Record Type: RIE
Publication Date: 1983-Dec
Pages: 224
Abstractor: N/A
Reference Count: N/A
ISBN: N/A
ISSN: N/A
Faculty Attitudes toward Using Computers in a Community College.
Coder, Ann
A study was conducted at a small community college in northern California to examine faculty use of microcomputers for instruction and to investigate faculty attitudes toward computer-assisted learning, computer-related staff development activities, and imminent social changes and the implications of these changes for postsecondary education. The study employed a phenomenological approach involving in-depth interviews with 24 full-time faculty members and participant observations. Study findings included the following: (1) all but three of the full-time faculty members indicated that they had some recent experience with computers, either by taking courses or attending conferences or through informal introduction by a friend or colleague; (2) 12 faculty members currently used computers either in their school work or for personal use; (3) faculty experience with computers before the college purchased microcomputers in 1981 was very limited; (4) the major actual or planned instructional applications of computers by the faculty members included computer-assisted instruction, drill and review, simulations, word processing, information retrieval, testing, grading, record keeping, and research; and (5) faculty members in English/basic skills, mathematics, biology, and art were the college's most frequent instructional computer users. The study report includes a literature review, a discussion of the implications of the study findings for staff learning, the interview schedule, and an extensive bibliography. (EJV)
University Microfilms International, P. O. Box 1764, Ann Arbor, MI 48106 (Order No. 84-12569, MF $16.00, PC $25.50).
Publication Type: Dissertations/Theses - Doctoral Dissertations; Reports - Research; Tests/Questionnaires

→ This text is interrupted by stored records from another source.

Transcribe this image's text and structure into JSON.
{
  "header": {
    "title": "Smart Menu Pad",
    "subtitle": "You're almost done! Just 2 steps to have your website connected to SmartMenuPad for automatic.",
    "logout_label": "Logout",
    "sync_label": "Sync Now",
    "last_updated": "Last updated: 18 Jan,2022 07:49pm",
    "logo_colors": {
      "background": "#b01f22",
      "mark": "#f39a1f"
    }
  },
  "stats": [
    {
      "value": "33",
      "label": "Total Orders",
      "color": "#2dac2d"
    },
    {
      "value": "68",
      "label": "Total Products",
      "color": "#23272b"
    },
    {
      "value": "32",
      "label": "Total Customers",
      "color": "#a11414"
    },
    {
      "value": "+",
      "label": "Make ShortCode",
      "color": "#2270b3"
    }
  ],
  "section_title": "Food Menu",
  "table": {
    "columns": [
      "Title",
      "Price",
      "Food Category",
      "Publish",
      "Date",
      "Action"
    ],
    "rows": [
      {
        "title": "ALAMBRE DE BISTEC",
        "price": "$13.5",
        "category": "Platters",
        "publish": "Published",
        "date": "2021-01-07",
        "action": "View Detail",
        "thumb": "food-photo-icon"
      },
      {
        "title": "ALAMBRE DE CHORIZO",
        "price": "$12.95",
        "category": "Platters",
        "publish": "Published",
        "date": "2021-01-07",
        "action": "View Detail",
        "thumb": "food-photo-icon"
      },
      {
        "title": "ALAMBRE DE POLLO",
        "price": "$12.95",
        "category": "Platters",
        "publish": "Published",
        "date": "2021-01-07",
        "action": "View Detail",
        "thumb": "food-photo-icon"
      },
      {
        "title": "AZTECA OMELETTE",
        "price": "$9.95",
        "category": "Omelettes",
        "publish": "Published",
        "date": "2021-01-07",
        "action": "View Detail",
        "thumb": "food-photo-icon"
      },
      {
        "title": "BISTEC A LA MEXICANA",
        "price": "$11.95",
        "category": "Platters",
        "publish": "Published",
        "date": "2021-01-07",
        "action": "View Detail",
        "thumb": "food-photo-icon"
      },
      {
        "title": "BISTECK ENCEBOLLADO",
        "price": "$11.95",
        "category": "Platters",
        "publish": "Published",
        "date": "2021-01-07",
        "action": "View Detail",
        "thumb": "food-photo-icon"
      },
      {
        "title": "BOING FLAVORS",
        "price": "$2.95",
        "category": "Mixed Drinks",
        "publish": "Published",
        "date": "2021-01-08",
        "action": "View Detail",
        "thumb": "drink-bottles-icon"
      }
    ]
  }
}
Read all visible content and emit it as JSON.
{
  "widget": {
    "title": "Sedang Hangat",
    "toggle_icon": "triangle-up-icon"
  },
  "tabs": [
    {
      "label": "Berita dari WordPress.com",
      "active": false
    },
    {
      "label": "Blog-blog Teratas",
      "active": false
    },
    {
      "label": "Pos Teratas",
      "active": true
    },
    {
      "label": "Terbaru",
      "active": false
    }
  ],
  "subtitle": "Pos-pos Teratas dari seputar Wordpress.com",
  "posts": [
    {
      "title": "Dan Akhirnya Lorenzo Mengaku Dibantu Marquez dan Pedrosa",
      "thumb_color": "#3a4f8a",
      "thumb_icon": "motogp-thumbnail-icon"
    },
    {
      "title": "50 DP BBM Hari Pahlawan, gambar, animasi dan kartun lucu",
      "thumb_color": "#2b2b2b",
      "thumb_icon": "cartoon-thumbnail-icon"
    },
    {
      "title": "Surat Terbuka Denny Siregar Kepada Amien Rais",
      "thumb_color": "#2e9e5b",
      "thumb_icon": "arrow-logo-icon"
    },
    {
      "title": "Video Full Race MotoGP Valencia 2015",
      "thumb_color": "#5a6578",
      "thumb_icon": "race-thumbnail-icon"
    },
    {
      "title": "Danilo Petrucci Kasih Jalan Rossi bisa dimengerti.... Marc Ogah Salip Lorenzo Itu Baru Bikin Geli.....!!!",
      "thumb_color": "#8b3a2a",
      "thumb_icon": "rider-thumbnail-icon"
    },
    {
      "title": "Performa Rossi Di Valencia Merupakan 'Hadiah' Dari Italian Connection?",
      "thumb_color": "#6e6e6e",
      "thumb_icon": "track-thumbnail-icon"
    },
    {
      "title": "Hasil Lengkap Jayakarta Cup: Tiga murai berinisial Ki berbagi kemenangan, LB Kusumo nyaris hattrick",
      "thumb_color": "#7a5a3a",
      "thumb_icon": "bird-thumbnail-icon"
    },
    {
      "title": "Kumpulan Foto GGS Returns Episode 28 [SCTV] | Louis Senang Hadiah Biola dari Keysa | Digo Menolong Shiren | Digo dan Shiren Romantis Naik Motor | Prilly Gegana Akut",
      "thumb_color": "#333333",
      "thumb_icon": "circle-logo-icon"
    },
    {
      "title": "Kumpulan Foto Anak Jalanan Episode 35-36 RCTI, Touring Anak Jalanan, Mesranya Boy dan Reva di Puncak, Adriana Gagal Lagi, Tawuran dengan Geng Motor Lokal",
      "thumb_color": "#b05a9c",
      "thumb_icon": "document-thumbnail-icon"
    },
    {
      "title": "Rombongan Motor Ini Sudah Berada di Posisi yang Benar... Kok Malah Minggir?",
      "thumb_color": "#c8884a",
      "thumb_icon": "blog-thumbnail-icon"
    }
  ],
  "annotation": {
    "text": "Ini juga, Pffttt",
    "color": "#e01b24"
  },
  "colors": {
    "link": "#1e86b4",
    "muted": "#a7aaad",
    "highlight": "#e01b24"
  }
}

Education Level: N/A
Audience: N/A
Language: English
Sponsor: N/A
Authoring Institution: N/A
Note: Ed.D. dissertation, University of San Francisco.